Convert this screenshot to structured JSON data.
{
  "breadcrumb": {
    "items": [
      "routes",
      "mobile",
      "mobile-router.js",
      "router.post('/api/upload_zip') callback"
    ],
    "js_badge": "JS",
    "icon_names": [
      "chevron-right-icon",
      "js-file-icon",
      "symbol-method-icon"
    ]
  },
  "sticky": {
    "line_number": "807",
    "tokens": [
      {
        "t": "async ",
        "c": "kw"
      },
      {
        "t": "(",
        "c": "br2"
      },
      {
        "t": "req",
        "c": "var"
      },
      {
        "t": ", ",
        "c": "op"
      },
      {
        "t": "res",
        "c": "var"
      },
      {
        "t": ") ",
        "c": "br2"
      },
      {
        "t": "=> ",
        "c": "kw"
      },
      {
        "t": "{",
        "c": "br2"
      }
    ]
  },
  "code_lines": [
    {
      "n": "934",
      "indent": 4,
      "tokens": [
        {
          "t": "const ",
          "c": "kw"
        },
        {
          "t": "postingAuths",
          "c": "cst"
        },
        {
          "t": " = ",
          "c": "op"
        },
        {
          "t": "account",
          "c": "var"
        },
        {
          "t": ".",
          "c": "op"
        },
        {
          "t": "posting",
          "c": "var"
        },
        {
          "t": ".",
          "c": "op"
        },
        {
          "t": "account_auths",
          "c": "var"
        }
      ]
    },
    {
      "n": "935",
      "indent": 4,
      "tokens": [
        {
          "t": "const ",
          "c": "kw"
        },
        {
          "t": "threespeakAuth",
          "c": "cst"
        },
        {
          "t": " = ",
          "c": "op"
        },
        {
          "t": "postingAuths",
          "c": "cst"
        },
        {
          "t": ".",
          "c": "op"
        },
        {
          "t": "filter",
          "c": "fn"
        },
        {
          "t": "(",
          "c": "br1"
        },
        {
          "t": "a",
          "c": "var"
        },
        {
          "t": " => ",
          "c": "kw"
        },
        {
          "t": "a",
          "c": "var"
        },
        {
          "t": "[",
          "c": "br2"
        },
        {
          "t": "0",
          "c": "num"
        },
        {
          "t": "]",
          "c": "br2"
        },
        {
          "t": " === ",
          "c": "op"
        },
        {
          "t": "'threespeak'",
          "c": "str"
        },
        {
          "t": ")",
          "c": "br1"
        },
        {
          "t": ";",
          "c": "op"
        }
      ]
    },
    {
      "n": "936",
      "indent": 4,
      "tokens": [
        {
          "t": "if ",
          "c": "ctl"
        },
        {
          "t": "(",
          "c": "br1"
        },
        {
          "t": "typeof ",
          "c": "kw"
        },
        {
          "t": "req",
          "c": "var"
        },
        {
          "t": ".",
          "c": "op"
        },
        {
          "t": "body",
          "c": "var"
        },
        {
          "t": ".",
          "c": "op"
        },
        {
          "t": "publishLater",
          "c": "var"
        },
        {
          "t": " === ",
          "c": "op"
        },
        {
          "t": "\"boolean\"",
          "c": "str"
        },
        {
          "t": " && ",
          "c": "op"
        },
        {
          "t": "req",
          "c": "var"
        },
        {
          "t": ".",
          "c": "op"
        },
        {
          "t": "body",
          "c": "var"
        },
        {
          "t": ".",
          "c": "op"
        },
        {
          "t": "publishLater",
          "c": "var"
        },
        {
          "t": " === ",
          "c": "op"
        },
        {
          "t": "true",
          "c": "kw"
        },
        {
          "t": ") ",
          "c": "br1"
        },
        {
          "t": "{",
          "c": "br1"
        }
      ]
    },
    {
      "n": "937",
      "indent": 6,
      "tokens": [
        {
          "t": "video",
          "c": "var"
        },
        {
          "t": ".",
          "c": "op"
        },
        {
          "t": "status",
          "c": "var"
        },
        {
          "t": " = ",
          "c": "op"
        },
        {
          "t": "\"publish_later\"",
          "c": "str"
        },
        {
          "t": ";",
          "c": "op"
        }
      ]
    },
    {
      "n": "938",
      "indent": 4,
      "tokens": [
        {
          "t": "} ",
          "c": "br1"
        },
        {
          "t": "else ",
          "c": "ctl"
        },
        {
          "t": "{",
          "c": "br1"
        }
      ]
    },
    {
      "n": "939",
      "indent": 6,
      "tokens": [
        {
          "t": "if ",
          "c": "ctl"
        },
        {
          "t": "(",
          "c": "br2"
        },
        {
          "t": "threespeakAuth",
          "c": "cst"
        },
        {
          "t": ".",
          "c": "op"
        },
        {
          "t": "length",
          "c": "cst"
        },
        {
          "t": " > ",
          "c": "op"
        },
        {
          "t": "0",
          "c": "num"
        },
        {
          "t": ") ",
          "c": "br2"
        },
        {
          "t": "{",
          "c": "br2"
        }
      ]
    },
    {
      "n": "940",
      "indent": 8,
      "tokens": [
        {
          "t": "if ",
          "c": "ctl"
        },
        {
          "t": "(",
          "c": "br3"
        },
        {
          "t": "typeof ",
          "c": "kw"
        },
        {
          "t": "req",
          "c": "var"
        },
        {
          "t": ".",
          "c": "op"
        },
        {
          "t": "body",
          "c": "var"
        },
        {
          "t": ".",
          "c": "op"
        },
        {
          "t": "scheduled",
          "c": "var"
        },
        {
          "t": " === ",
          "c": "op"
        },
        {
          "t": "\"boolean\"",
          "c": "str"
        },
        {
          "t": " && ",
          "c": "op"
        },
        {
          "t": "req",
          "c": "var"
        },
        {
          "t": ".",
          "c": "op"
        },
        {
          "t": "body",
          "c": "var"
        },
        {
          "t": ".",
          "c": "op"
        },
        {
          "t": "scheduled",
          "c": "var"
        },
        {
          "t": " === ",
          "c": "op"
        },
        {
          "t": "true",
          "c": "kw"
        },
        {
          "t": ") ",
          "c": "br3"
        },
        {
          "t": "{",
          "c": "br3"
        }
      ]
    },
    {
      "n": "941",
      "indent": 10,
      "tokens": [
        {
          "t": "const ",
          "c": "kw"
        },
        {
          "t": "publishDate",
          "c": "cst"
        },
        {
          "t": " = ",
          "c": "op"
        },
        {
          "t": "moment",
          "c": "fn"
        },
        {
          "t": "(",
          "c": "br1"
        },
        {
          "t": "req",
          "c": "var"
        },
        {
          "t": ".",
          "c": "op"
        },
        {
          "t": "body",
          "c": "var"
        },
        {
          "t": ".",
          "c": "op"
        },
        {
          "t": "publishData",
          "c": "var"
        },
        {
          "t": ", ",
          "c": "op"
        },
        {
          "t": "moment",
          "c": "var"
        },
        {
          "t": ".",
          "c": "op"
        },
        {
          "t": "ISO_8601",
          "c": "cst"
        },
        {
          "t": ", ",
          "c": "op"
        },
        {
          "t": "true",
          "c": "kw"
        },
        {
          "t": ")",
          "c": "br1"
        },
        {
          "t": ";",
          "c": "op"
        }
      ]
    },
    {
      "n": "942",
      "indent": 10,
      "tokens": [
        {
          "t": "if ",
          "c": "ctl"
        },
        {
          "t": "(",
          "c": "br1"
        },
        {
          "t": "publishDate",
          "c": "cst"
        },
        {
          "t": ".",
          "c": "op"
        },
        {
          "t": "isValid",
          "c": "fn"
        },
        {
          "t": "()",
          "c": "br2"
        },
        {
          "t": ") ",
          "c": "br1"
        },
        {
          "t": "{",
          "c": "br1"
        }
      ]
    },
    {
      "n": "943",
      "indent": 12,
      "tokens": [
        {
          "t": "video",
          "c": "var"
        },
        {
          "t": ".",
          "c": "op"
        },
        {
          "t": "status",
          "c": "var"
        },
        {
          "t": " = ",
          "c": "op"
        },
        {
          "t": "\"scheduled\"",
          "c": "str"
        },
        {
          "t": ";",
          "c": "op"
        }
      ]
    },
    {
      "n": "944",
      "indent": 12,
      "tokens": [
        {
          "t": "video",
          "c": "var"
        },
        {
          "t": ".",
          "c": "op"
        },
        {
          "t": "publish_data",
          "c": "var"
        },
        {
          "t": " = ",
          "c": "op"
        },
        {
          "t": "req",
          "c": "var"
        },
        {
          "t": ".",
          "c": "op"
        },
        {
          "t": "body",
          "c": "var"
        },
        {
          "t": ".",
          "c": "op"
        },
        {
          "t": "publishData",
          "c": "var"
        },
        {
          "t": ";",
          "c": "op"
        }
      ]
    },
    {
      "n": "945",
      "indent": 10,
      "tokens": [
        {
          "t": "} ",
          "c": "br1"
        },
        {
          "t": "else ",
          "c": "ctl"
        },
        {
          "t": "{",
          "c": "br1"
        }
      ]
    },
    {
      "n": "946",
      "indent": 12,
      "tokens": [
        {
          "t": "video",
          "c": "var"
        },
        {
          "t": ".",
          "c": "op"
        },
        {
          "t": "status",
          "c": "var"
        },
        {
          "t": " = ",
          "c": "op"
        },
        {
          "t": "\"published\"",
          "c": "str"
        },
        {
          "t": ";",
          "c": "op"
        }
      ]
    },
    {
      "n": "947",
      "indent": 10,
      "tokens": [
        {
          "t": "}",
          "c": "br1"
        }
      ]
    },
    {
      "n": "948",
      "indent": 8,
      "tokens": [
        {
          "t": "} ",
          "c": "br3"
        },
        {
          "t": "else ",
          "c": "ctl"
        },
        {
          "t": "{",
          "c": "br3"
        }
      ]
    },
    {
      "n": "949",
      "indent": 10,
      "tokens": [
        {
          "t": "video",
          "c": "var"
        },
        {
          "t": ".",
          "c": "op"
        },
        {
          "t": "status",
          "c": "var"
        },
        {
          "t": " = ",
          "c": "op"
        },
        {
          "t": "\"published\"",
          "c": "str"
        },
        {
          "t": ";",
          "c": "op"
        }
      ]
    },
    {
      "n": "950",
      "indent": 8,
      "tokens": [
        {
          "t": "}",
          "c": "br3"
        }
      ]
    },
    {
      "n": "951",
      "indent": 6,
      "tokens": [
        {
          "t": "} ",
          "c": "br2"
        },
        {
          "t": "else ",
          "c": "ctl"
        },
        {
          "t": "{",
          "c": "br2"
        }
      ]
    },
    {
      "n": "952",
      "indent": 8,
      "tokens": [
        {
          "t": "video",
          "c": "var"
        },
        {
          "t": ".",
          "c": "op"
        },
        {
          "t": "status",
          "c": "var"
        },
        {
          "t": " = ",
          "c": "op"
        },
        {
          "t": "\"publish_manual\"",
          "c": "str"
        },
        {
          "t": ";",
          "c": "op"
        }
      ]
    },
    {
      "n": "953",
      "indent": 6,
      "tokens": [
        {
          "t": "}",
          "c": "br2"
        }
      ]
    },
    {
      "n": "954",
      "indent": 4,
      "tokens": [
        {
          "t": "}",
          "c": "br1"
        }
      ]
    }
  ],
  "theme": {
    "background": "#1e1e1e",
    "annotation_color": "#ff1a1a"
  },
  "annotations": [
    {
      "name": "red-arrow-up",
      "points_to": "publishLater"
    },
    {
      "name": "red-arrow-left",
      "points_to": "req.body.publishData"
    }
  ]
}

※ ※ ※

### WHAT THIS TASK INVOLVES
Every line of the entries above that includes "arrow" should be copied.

### EXPECTED ANSWER
      "name": "red-arrow-up",
      "name": "red-arrow-left",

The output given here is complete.